The team at zDepth was worn but exhilarated. Their ship date was
June 15th, and in January, it looked like they'd make it.
Tark traveled often now, and Rebecca briefed him efficiently by phone. The office ran smoothly and everyone was engaged, determined to launch a hit. Marketing people joined the team, along with a consultant packaging firm. Designs for box art were debated, and the winning cover displayed, over-sized, in the company lobby. Posters, stickers and t-shirts went into production, samples of which were quickly absconded by staff members eager for mementos of their herculean efforts.
Rebecca's first clue that something was awry was when Tark directed that his shirts be sent to a Silicon Valley address.

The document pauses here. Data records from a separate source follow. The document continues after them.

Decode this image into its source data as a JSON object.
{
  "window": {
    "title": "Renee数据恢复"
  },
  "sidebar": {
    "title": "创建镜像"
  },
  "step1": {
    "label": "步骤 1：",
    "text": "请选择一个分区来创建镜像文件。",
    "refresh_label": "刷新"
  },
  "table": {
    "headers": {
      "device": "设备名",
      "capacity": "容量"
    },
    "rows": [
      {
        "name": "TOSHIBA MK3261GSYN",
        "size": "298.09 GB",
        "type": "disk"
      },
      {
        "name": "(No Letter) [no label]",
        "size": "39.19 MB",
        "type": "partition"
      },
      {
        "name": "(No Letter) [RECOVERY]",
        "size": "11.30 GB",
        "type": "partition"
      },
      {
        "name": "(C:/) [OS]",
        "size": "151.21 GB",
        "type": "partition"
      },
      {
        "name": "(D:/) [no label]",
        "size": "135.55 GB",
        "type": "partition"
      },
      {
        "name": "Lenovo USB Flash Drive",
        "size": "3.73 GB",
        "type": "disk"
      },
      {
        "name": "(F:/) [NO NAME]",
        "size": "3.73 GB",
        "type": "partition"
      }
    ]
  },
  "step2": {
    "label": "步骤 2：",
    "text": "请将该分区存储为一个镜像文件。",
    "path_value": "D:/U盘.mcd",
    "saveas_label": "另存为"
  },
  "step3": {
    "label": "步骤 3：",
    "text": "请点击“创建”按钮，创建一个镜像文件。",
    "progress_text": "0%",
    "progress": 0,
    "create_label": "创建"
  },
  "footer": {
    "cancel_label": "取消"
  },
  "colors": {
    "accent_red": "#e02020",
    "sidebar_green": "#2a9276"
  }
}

Then a group of slick-haired executives from a major gaming company were granted access to zDepth, Rebecca told to give them the full tour. They eyed the place as if they owned it already, flipping open file folders and peering brazenly at programmers' screens. Within days the news was presented to them at a company-wide meeting, confirming the breakroom
gossip. zDepth had been sold. The company had gone public and was immediately purchased, the sought-after nugget being, of course, core technology to the game that would now never be published. "This might be the time," counseled the grey-haired company lawyer, whose face was vaguely familiar to most of the staff, "to exercise your stock options."
Testers and programmers alike were tearful. More mature employees tallied up the combined worth of their options and severance pay. Certainly enough in all cases to cushion the fall, assuage wounds and pay bills until placement with another hot high tech firm. Rebecca was told to ensure the building was empty by the first of the month. Another occupant would be moving in, a real esate company that specialized in upscale properties and streamlined mortgages.